Can you retype every record below exactly as written?

*** RECORDS Section Begins ***

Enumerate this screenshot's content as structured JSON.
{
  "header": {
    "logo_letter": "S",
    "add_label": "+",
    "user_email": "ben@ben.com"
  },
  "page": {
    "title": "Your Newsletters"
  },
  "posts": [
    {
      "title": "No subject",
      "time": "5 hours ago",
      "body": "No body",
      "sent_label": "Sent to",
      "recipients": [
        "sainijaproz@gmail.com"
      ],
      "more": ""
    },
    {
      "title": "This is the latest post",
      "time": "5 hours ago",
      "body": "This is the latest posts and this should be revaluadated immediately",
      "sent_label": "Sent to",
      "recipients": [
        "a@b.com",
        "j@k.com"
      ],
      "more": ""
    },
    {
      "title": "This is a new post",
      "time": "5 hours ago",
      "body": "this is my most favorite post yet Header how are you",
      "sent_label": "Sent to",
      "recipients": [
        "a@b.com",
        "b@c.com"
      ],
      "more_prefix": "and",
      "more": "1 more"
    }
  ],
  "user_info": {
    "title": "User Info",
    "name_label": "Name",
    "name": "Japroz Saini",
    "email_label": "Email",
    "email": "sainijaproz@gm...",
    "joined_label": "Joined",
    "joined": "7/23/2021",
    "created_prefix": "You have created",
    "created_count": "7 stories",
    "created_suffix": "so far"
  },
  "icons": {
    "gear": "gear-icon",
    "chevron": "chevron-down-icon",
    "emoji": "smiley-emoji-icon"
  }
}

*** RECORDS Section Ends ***

▶ REPLY
Enumerate this screenshot's content as structured JSON.
{
  "header": {
    "logo_letter": "S",
    "add_label": "+",
    "user_email": "ben@ben.com"
  },
  "page": {
    "title": "Your Newsletters"
  },
  "posts": [
    {
      "title": "No subject",
      "time": "5 hours ago",
      "body": "No body",
      "sent_label": "Sent to",
      "recipients": [
        "sainijaproz@gmail.com"
      ],
      "more": ""
    },
    {
      "title": "This is the latest post",
      "time": "5 hours ago",
      "body": "This is the latest posts and this should be revaluadated immediately",
      "sent_label": "Sent to",
      "recipients": [
        "a@b.com",
        "j@k.com"
      ],
      "more": ""
    },
    {
      "title": "This is a new post",
      "time": "5 hours ago",
      "body": "this is my most favorite post yet Header how are you",
      "sent_label": "Sent to",
      "recipients": [
        "a@b.com",
        "b@c.com"
      ],
      "more_prefix": "and",
      "more": "1 more"
    }
  ],
  "user_info": {
    "title": "User Info",
    "name_label": "Name",
    "name": "Japroz Saini",
    "email_label": "Email",
    "email": "sainijaproz@gm...",
    "joined_label": "Joined",
    "joined": "7/23/2021",
    "created_prefix": "You have created",
    "created_count": "7 stories",
    "created_suffix": "so far"
  },
  "icons": {
    "gear": "gear-icon",
    "chevron": "chevron-down-icon",
    "emoji": "smiley-emoji-icon"
  }
}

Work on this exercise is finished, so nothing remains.